• _What you need to do_: Among the entries below, find the lines with "screenshot" and copy them.

• _Data in this exercise_:
___

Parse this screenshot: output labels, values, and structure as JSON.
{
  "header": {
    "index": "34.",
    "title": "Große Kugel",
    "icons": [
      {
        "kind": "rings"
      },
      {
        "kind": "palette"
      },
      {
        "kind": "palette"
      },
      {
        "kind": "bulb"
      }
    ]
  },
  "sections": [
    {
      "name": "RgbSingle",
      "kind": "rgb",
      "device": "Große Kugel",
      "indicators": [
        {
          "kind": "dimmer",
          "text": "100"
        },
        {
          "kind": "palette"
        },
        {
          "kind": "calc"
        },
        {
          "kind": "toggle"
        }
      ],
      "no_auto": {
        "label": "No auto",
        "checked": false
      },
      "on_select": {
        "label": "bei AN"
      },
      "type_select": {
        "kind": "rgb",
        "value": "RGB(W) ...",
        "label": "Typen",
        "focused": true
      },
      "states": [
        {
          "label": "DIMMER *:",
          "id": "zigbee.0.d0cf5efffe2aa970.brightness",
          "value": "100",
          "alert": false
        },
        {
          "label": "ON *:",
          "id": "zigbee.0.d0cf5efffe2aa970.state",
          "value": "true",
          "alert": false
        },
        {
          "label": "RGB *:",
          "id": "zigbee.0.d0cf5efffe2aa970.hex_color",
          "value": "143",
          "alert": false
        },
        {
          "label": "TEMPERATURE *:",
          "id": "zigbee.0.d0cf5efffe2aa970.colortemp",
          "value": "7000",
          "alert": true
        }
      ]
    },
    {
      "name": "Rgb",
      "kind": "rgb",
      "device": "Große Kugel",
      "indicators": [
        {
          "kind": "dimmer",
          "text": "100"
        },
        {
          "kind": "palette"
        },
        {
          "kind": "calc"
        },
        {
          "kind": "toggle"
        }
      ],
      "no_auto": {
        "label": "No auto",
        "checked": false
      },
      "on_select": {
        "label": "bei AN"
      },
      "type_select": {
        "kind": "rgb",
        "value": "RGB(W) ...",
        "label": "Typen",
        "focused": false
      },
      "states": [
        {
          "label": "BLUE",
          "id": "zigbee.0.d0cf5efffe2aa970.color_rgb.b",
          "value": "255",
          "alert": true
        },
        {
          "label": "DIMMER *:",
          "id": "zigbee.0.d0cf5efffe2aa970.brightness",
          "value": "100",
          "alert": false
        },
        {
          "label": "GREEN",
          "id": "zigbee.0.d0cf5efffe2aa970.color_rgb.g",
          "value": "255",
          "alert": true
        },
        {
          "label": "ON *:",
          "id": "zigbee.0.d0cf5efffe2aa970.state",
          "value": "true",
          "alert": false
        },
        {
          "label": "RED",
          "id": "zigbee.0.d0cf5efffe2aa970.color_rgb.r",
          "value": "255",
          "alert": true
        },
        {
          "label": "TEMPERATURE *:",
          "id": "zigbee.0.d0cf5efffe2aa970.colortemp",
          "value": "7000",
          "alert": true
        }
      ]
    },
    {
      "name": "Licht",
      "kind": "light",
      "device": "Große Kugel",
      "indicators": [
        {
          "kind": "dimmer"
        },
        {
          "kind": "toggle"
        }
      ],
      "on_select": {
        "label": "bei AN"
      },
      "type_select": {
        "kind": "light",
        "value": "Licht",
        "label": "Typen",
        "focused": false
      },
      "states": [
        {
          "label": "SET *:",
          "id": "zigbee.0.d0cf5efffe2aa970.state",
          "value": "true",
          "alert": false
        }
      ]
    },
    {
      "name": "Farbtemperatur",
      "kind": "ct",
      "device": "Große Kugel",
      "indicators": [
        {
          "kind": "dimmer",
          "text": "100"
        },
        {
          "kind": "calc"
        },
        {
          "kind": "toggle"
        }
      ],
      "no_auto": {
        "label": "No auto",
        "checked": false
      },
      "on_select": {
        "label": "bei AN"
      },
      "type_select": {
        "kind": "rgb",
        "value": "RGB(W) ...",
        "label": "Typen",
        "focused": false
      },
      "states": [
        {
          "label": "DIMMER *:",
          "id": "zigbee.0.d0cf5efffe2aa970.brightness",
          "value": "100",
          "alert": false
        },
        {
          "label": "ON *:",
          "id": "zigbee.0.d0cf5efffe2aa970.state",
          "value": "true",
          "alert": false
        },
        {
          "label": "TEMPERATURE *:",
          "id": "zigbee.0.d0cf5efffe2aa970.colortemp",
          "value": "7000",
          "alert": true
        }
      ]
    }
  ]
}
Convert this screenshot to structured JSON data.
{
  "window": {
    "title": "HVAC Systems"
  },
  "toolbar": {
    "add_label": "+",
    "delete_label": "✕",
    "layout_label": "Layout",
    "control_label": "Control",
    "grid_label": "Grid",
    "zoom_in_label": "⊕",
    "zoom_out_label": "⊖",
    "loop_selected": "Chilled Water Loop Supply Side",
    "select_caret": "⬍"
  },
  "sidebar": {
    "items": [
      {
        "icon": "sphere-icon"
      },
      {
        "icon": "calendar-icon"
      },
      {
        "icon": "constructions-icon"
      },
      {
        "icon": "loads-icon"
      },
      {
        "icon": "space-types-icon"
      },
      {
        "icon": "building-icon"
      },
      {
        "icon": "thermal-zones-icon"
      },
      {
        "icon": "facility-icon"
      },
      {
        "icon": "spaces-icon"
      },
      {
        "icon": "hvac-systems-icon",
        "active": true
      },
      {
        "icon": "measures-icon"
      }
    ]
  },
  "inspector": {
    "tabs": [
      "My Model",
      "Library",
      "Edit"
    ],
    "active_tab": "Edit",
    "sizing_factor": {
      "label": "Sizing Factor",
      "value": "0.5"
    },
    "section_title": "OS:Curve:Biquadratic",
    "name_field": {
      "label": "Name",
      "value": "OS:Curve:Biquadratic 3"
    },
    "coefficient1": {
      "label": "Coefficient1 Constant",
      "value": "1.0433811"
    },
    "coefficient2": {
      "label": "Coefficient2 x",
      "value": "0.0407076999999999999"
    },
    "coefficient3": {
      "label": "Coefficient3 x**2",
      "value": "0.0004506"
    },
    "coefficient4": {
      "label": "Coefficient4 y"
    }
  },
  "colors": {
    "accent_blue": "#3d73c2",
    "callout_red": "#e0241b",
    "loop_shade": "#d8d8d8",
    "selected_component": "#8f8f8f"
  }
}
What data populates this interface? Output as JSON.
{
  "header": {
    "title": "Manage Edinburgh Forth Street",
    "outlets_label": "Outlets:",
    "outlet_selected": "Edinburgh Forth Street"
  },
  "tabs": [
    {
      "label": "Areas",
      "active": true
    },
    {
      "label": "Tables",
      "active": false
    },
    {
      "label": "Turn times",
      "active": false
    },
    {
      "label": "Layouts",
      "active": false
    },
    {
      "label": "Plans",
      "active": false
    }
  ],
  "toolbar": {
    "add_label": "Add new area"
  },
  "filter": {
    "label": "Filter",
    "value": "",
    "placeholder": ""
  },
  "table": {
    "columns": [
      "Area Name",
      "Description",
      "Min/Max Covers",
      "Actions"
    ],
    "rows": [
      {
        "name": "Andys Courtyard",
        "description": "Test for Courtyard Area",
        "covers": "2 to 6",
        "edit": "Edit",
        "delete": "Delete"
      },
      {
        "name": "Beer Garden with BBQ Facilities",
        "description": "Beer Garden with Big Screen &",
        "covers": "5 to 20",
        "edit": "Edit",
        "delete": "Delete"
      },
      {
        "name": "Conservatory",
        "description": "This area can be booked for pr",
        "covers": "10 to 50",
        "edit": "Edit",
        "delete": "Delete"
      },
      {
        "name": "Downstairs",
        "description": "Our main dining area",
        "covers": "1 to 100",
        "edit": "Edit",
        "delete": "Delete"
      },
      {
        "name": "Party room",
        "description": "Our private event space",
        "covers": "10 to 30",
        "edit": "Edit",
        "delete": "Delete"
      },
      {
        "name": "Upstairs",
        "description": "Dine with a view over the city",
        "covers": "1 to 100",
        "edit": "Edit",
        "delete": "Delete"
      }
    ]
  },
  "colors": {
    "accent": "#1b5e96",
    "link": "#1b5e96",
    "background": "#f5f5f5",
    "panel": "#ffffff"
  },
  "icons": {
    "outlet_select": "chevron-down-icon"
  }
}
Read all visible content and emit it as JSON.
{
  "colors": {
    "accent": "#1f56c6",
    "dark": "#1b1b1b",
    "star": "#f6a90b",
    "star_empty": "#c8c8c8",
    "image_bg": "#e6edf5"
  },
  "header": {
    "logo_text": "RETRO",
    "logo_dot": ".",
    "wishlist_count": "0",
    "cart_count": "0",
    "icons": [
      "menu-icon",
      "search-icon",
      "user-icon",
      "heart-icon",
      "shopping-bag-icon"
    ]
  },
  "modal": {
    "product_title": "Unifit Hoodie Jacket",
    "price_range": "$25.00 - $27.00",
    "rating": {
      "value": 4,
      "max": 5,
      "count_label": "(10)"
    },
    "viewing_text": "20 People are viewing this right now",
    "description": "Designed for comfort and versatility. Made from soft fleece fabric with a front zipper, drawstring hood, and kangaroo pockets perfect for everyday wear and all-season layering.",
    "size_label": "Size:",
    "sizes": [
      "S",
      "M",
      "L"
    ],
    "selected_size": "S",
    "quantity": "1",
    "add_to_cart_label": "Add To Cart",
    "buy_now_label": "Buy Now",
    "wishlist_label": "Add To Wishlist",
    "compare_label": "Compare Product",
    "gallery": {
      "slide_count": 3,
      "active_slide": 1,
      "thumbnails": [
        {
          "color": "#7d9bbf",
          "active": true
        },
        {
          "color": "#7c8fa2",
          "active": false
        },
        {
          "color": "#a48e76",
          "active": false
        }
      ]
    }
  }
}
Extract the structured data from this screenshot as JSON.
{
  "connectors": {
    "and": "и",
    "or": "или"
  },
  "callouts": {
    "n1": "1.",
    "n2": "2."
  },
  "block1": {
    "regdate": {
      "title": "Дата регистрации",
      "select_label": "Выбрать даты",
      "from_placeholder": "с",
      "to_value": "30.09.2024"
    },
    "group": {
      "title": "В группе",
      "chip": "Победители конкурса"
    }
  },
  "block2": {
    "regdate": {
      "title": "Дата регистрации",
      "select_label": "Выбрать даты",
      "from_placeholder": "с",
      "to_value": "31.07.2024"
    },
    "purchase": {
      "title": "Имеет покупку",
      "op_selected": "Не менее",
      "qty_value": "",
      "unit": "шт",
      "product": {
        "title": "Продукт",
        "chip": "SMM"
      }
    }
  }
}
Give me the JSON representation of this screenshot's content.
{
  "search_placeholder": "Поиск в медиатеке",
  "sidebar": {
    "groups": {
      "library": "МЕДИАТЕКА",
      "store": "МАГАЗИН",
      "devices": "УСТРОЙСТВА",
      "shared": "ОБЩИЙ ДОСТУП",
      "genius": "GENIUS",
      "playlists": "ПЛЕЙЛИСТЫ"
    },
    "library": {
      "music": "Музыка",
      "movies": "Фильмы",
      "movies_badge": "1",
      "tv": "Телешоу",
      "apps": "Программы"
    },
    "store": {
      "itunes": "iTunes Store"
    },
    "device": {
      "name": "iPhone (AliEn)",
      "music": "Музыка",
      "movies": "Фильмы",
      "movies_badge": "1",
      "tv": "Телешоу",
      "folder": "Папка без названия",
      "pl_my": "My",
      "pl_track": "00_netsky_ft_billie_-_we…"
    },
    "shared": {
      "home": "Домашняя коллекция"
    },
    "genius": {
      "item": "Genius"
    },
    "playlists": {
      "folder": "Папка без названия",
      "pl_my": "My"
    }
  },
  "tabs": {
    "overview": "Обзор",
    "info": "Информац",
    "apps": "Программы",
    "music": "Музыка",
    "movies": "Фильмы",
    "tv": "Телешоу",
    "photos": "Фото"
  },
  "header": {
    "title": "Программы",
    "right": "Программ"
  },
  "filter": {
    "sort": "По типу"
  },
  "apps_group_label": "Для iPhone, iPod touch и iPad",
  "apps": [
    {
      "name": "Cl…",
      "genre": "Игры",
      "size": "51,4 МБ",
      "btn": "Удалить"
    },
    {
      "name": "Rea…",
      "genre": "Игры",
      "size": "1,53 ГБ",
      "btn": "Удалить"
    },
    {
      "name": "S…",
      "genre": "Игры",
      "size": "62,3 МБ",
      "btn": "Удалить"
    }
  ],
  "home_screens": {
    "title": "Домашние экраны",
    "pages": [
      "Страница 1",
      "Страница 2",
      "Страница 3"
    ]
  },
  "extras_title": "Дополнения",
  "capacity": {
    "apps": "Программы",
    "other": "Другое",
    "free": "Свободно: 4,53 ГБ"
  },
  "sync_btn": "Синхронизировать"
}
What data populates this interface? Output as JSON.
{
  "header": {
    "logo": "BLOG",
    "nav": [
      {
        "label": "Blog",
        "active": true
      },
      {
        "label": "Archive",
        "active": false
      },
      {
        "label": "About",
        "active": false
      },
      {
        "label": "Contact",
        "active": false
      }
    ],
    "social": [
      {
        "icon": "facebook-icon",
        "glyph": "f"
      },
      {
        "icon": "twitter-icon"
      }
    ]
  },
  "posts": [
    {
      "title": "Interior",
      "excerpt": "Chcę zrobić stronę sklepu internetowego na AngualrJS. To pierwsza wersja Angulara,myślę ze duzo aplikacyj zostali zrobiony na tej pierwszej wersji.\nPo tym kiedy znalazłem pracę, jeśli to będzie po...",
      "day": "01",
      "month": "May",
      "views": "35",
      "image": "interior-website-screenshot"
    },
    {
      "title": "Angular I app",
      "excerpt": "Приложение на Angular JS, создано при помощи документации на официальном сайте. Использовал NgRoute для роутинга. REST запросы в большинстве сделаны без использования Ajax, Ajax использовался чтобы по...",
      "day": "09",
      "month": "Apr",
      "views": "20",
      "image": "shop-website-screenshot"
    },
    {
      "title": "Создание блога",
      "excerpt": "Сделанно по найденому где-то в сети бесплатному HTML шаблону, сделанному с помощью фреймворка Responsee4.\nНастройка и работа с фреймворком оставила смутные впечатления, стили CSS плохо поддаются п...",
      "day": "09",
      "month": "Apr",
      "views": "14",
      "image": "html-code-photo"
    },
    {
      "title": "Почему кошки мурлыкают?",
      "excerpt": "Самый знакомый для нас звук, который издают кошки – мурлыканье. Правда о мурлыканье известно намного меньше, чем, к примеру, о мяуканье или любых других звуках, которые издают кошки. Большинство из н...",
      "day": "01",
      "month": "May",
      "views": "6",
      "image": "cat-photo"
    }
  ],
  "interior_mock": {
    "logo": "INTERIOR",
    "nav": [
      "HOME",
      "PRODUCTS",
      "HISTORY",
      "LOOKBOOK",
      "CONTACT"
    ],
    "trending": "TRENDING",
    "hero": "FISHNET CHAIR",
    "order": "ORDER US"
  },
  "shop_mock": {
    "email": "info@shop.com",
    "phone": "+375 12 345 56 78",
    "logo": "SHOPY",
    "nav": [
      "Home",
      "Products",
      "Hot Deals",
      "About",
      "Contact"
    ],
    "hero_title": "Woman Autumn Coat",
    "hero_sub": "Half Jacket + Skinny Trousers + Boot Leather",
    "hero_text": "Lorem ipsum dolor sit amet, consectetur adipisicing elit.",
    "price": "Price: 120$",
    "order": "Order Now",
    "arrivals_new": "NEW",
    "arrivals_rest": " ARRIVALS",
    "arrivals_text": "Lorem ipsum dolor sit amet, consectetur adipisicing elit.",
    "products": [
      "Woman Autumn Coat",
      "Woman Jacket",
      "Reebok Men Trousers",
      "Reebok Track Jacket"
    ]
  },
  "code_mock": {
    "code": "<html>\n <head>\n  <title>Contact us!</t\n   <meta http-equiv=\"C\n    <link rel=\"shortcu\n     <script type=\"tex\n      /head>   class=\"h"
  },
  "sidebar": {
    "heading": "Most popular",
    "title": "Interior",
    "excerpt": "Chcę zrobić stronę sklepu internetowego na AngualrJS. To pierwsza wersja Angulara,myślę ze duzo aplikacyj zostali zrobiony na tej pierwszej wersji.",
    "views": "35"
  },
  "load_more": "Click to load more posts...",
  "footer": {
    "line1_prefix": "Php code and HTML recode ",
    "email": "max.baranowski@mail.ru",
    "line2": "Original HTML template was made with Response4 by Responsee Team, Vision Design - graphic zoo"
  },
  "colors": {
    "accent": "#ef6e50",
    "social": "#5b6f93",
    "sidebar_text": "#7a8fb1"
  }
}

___

• _Written solution_:
Parse this screenshot: output labels, values, and structure as JSON.
Convert this screenshot to structured JSON data.
Extract the structured data from this screenshot as JSON.
Give me the JSON representation of this screenshot's content.
      "image": "interior-website-screenshot"
      "image": "shop-website-screenshot"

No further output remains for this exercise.